Eating Old Soup
El inglés es el idioma de control de esta página. En la medida en que haya algún conflicto entre la traducción al inglés y la traducción, el inglés prevalece.
Al hacer clic en el enlace de traducción se activa un servicio de traducción gratuito para convertir la página al español. Al igual que con cualquier traducción por Internet, la conversión no es sensible al contexto y puede que no traduzca el texto en su significado original. NC State Extension no garantiza la exactitud del texto traducido. Por favor, tenga en cuenta que algunas aplicaciones y/o servicios pueden no funcionar como se espera cuando se traducen.
English is the controlling language of this page. To the extent there is any conflict between the English text and the translation, English controls.
Clicking on the translation link activates a free translation service to convert the page to Spanish. As with any Internet translation, the conversion is not context-sensitive and may not translate the text to its original meaning. NC State Extension does not guarantee the accuracy of the translated text. Please note that some applications and/or services may not function as expected when translated.Collapse ▲
This pandemic has made many of us look differently at technology and ways of learning. While not new, podcasting is one of these methods. One new podcast I enjoy is called, Risky or Not? This podcast is available for anyone who wants to listen and learn. Risky or Not? is produced by two NC State Extension Food Safety Specialists, our own Professor Ben Chapman from N.C. Cooperative Extension and Dr. Don Schaffner, from Rutgers in New Jersey.
This podcast is short with each edition about 10 minutes long. In each podcast Drs. Chapman and Schaffner address one food safety topic, usually, a question that has been asked by a listener or an Extension colleague. Usually, the question is related to food, cooking, or food preservation. They look at research and science and give their rationale for deciding if the food in question is risky or not.
One of their recent programs (#80) discussed the safety of eating an old can of soup. This program specifically talked about a man in Canada trying to raise money for a food bank by eating a fourteen-year-old can of soup. He wanted to make people aware that if you’re hungry, you might be tempted to eat this something this old. Details on the soup, the food pantry, and the “old soup challenge” can be found in the Toronto Star newspaper from the article “I’m just hungry” on November 22, 2020.
There were a couple of different points discussed in this short podcast.
One is the basic food safety question: is a fourteen-year-old can of soup safe to eat? Both professors agreed that eating the soup is not risky. They both said that if the can itself was still in good shape, meaning it wasn’t rusty, dented and the seams intact, that the food was safe to consume. They also insisted that the soup can should not be swollen or bulged at the ends.

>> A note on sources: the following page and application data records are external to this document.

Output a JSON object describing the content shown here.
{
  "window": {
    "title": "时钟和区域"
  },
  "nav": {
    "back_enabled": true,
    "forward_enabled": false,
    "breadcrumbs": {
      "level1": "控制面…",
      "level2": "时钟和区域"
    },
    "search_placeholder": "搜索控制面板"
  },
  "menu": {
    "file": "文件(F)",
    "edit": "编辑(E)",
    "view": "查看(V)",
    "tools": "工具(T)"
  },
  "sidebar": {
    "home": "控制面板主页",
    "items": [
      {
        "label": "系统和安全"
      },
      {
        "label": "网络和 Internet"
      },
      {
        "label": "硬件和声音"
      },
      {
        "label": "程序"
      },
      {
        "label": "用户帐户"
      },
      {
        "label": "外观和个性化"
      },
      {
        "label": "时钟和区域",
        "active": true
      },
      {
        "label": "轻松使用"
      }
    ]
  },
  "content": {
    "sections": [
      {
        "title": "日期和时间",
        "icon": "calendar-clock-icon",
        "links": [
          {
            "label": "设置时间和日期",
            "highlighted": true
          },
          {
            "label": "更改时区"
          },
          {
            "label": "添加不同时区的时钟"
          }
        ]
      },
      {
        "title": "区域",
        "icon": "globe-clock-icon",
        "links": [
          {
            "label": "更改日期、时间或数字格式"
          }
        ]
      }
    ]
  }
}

Generally, old food is still edible, safe, and legal to sell. Dates on canned food are usually considered “best by “dates and about quality, not safety. Because it was so old, they thought this soup would have lost a lot of quality and not taste very good. Another thing to remember about canned food is that the nutritional value goes down over time. So, if someone has very little food and they are eating this food because of hunger, they may not be getting much nutrition.
It is not permitted to sell baby food beyond the expiration date. Because the nutritional value goes down as food ages, babies should not be fed food past its expiration date. This is because children get all of their nutrition from these foods and feeding them out-of-date food may lead to malnutrition.
Another issue here is hunger and food waste.
Should you give expired food to a food bank? In general, it is safe. But would people receiving food from the bank feel that they are getting old stuff others don’t want? Should people have to make a decision regarding eating expired food versus going hungry? If someone was really hungry, they may choose to eat this old soup. Some foodbanks may not accept old food, because they don’t want to make folks have to make that decision.
The professors discussed food waste. Being mindful that people are hungry, they would hate to see food go to waste just because of dates. Their recommendation is to try to consume the food you have in your pantry before it gets to that point. Don’t let it sit there until you clean it out and give way to someone else. Just because people have trouble getting food, they shouldn’t be forced to eat food that others wouldn’t eat.
Also, remember that food banks and food pantries accept donations of money to purchase needed food year-round, not just during the holidays. By-the-way, the food pantry in Canada raised over $35,000 for the food bank from this promotion.
If you’d like to hear this podcast, you can go to Risky or Not. You can sign-up to get an email or Tweet when they have new topics posted. Other recent programs include shipping pumpkin pie (#81), garlic confit (#78), and Take Out and COVID-10 (#77). All past programs are available. If you have a specific question, you can also send it to the specialists.
If you really like this podcast, are interested in food safety, and would like to hear more, these two professors also have a longer (usually about two hours) podcast called Food Safety Talk. I look forward to hearing a new posting every other week. You can check it out at Food Safety Talk.
This article was written by Cheryle Syracuse for the Brunswick Beacon FCS Column. Syracuse is a Family and Consumer Science staff member and can be reached at N.C. Cooperative Extension, Brunswick County Center 910-253-2610 or by email at Cheryle_Syracuse@ncsu.edu